- [Action item]:
Each record has to be repeated exactly as given.

____________

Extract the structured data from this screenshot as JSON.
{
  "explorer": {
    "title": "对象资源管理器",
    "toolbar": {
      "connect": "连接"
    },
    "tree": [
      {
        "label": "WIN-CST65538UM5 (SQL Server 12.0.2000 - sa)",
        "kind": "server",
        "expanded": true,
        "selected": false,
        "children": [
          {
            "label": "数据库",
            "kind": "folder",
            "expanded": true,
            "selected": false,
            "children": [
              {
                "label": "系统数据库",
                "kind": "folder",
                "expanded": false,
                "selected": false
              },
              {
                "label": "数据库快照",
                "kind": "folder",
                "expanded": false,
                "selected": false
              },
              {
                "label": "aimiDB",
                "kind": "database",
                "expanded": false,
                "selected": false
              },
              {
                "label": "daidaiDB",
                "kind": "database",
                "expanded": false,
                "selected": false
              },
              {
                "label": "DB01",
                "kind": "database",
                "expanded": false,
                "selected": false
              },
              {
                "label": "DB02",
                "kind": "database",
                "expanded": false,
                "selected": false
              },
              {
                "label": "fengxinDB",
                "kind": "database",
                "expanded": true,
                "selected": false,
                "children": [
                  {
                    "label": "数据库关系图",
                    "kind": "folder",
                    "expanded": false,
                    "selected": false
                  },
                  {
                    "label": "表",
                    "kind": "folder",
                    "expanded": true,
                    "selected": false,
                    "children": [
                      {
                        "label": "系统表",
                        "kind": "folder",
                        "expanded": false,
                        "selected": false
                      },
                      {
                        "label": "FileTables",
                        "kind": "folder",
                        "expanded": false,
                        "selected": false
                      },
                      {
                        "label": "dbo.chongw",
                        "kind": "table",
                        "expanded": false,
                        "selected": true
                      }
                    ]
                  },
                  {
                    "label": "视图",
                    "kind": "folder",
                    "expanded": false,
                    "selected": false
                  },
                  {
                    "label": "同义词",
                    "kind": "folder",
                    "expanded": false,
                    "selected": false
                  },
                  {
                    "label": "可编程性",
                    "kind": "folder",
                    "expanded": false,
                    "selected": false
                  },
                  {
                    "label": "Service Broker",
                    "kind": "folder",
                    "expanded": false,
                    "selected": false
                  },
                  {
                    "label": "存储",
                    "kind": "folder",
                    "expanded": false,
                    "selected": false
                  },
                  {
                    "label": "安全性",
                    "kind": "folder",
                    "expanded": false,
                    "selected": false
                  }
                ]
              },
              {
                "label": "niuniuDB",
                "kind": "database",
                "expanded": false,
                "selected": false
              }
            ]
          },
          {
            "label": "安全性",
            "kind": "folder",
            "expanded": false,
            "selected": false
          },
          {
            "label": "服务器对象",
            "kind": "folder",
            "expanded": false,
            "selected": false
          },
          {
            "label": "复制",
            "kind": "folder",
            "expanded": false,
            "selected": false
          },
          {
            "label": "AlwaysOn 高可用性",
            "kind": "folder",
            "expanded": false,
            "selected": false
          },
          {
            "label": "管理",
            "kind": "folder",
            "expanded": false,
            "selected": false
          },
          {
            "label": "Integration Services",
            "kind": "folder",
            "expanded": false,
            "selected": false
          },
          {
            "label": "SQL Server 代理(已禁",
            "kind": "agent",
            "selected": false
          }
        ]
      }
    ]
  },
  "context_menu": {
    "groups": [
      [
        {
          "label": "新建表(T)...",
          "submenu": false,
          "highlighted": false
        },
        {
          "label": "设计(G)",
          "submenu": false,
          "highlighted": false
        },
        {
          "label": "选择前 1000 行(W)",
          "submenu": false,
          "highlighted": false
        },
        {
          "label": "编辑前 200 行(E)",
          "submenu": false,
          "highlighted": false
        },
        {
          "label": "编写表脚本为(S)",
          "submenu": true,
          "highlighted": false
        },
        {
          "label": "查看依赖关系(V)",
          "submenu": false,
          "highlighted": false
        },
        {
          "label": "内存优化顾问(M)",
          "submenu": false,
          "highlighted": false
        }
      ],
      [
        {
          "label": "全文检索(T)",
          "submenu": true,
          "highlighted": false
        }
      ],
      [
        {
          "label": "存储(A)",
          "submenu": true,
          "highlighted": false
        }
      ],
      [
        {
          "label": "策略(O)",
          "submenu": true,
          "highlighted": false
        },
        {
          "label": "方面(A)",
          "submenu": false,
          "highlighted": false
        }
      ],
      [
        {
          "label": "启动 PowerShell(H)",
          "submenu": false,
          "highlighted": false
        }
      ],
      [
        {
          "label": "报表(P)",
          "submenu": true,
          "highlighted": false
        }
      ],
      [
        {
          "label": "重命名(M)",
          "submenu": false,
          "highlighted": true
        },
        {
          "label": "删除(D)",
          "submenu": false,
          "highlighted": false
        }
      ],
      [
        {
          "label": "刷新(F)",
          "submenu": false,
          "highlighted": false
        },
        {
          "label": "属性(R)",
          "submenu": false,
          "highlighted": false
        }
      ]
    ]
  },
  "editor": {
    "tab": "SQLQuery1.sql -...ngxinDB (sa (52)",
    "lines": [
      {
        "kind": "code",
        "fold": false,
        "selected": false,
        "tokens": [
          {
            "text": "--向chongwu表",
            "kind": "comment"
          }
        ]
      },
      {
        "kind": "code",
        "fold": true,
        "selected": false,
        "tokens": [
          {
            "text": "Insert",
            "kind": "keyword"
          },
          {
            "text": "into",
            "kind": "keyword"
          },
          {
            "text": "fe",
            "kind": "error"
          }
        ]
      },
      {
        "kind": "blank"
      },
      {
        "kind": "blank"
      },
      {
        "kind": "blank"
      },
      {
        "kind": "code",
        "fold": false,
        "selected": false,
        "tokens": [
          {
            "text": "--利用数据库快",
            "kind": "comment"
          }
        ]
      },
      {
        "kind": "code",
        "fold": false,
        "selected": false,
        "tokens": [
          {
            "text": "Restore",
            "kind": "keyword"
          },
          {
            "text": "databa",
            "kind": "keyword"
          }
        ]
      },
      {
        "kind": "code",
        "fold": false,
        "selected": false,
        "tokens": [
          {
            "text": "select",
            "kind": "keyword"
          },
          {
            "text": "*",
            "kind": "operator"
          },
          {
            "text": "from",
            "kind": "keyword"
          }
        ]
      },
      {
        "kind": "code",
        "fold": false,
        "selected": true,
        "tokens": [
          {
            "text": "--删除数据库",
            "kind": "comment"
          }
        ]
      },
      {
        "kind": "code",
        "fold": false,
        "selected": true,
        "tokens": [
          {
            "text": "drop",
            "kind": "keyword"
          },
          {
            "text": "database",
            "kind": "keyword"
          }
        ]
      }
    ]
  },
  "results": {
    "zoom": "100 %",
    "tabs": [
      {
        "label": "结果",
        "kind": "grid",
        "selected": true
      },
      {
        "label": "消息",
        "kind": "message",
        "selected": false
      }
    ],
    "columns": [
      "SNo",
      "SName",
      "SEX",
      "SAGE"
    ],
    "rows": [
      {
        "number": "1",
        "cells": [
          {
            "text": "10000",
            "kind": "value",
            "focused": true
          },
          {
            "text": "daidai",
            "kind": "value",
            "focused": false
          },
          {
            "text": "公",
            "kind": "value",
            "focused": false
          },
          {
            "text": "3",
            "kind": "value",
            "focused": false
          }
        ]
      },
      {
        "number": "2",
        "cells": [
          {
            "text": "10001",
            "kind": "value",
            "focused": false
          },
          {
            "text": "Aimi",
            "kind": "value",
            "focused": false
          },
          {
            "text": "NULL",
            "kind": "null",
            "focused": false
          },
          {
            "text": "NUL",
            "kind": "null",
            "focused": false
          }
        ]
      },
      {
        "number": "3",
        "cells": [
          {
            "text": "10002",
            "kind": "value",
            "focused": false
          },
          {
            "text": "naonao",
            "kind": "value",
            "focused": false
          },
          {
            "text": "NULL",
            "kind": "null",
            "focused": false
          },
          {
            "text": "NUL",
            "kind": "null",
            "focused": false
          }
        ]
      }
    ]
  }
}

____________

- [Finished exercise]:
Extract the structured data from this screenshot as JSON.
{
  "explorer": {
    "title": "对象资源管理器",
    "toolbar": {
      "connect": "连接"
    },
    "tree": [
      {
        "label": "WIN-CST65538UM5 (SQL Server 12.0.2000 - sa)",
        "kind": "server",
        "expanded": true,
        "selected": false,
        "children": [
          {
            "label": "数据库",
            "kind": "folder",
            "expanded": true,
            "selected": false,
            "children": [
              {
                "label": "系统数据库",
                "kind": "folder",
                "expanded": false,
                "selected": false
              },
              {
                "label": "数据库快照",
                "kind": "folder",
                "expanded": false,
                "selected": false
              },
              {
                "label": "aimiDB",
                "kind": "database",
                "expanded": false,
                "selected": false
              },
              {
                "label": "daidaiDB",
                "kind": "database",
                "expanded": false,
                "selected": false
              },
              {
                "label": "DB01",
                "kind": "database",
                "expanded": false,
                "selected": false
              },
              {
                "label": "DB02",
                "kind": "database",
                "expanded": false,
                "selected": false
              },
              {
                "label": "fengxinDB",
                "kind": "database",
                "expanded": true,
                "selected": false,
                "children": [
                  {
                    "label": "数据库关系图",
                    "kind": "folder",
                    "expanded": false,
                    "selected": false
                  },
                  {
                    "label": "表",
                    "kind": "folder",
                    "expanded": true,
                    "selected": false,
                    "children": [
                      {
                        "label": "系统表",
                        "kind": "folder",
                        "expanded": false,
                        "selected": false
                      },
                      {
                        "label": "FileTables",
                        "kind": "folder",
                        "expanded": false,
                        "selected": false
                      },
                      {
                        "label": "dbo.chongw",
                        "kind": "table",
                        "expanded": false,
                        "selected": true
                      }
                    ]
                  },
                  {
                    "label": "视图",
                    "kind": "folder",
                    "expanded": false,
                    "selected": false
                  },
                  {
                    "label": "同义词",
                    "kind": "folder",
                    "expanded": false,
                    "selected": false
                  },
                  {
                    "label": "可编程性",
                    "kind": "folder",
                    "expanded": false,
                    "selected": false
                  },
                  {
                    "label": "Service Broker",
                    "kind": "folder",
                    "expanded": false,
                    "selected": false
                  },
                  {
                    "label": "存储",
                    "kind": "folder",
                    "expanded": false,
                    "selected": false
                  },
                  {
                    "label": "安全性",
                    "kind": "folder",
                    "expanded": false,
                    "selected": false
                  }
                ]
              },
              {
                "label": "niuniuDB",
                "kind": "database",
                "expanded": false,
                "selected": false
              }
            ]
          },
          {
            "label": "安全性",
            "kind": "folder",
            "expanded": false,
            "selected": false
          },
          {
            "label": "服务器对象",
            "kind": "folder",
            "expanded": false,
            "selected": false
          },
          {
            "label": "复制",
            "kind": "folder",
            "expanded": false,
            "selected": false
          },
          {
            "label": "AlwaysOn 高可用性",
            "kind": "folder",
            "expanded": false,
            "selected": false
          },
          {
            "label": "管理",
            "kind": "folder",
            "expanded": false,
            "selected": false
          },
          {
            "label": "Integration Services",
            "kind": "folder",
            "expanded": false,
            "selected": false
          },
          {
            "label": "SQL Server 代理(已禁",
            "kind": "agent",
            "selected": false
          }
        ]
      }
    ]
  },
  "context_menu": {
    "groups": [
      [
        {
          "label": "新建表(T)...",
          "submenu": false,
          "highlighted": false
        },
        {
          "label": "设计(G)",
          "submenu": false,
          "highlighted": false
        },
        {
          "label": "选择前 1000 行(W)",
          "submenu": false,
          "highlighted": false
        },
        {
          "label": "编辑前 200 行(E)",
          "submenu": false,
          "highlighted": false
        },
        {
          "label": "编写表脚本为(S)",
          "submenu": true,
          "highlighted": false
        },
        {
          "label": "查看依赖关系(V)",
          "submenu": false,
          "highlighted": false
        },
        {
          "label": "内存优化顾问(M)",
          "submenu": false,
          "highlighted": false
        }
      ],
      [
        {
          "label": "全文检索(T)",
          "submenu": true,
          "highlighted": false
        }
      ],
      [
        {
          "label": "存储(A)",
          "submenu": true,
          "highlighted": false
        }
      ],
      [
        {
          "label": "策略(O)",
          "submenu": true,
          "highlighted": false
        },
        {
          "label": "方面(A)",
          "submenu": false,
          "highlighted": false
        }
      ],
      [
        {
          "label": "启动 PowerShell(H)",
          "submenu": false,
          "highlighted": false
        }
      ],
      [
        {
          "label": "报表(P)",
          "submenu": true,
          "highlighted": false
        }
      ],
      [
        {
          "label": "重命名(M)",
          "submenu": false,
          "highlighted": true
        },
        {
          "label": "删除(D)",
          "submenu": false,
          "highlighted": false
        }
      ],
      [
        {
          "label": "刷新(F)",
          "submenu": false,
          "highlighted": false
        },
        {
          "label": "属性(R)",
          "submenu": false,
          "highlighted": false
        }
      ]
    ]
  },
  "editor": {
    "tab": "SQLQuery1.sql -...ngxinDB (sa (52)",
    "lines": [
      {
        "kind": "code",
        "fold": false,
        "selected": false,
        "tokens": [
          {
            "text": "--向chongwu表",
            "kind": "comment"
          }
        ]
      },
      {
        "kind": "code",
        "fold": true,
        "selected": false,
        "tokens": [
          {
            "text": "Insert",
            "kind": "keyword"
          },
          {
            "text": "into",
            "kind": "keyword"
          },
          {
            "text": "fe",
            "kind": "error"
          }
        ]
      },
      {
        "kind": "blank"
      },
      {
        "kind": "blank"
      },
      {
        "kind": "blank"
      },
      {
        "kind": "code",
        "fold": false,
        "selected": false,
        "tokens": [
          {
            "text": "--利用数据库快",
            "kind": "comment"
          }
        ]
      },
      {
        "kind": "code",
        "fold": false,
        "selected": false,
        "tokens": [
          {
            "text": "Restore",
            "kind": "keyword"
          },
          {
            "text": "databa",
            "kind": "keyword"
          }
        ]
      },
      {
        "kind": "code",
        "fold": false,
        "selected": false,
        "tokens": [
          {
            "text": "select",
            "kind": "keyword"
          },
          {
            "text": "*",
            "kind": "operator"
          },
          {
            "text": "from",
            "kind": "keyword"
          }
        ]
      },
      {
        "kind": "code",
        "fold": false,
        "selected": true,
        "tokens": [
          {
            "text": "--删除数据库",
            "kind": "comment"
          }
        ]
      },
      {
        "kind": "code",
        "fold": false,
        "selected": true,
        "tokens": [
          {
            "text": "drop",
            "kind": "keyword"
          },
          {
            "text": "database",
            "kind": "keyword"
          }
        ]
      }
    ]
  },
  "results": {
    "zoom": "100 %",
    "tabs": [
      {
        "label": "结果",
        "kind": "grid",
        "selected": true
      },
      {
        "label": "消息",
        "kind": "message",
        "selected": false
      }
    ],
    "columns": [
      "SNo",
      "SName",
      "SEX",
      "SAGE"
    ],
    "rows": [
      {
        "number": "1",
        "cells": [
          {
            "text": "10000",
            "kind": "value",
            "focused": true
          },
          {
            "text": "daidai",
            "kind": "value",
            "focused": false
          },
          {
            "text": "公",
            "kind": "value",
            "focused": false
          },
          {
            "text": "3",
            "kind": "value",
            "focused": false
          }
        ]
      },
      {
        "number": "2",
        "cells": [
          {
            "text": "10001",
            "kind": "value",
            "focused": false
          },
          {
            "text": "Aimi",
            "kind": "value",
            "focused": false
          },
          {
            "text": "NULL",
            "kind": "null",
            "focused": false
          },
          {
            "text": "NUL",
            "kind": "null",
            "focused": false
          }
        ]
      },
      {
        "number": "3",
        "cells": [
          {
            "text": "10002",
            "kind": "value",
            "focused": false
          },
          {
            "text": "naonao",
            "kind": "value",
            "focused": false
          },
          {
            "text": "NULL",
            "kind": "null",
            "focused": false
          },
          {
            "text": "NUL",
            "kind": "null",
            "focused": false
          }
        ]
      }
    ]
  }
}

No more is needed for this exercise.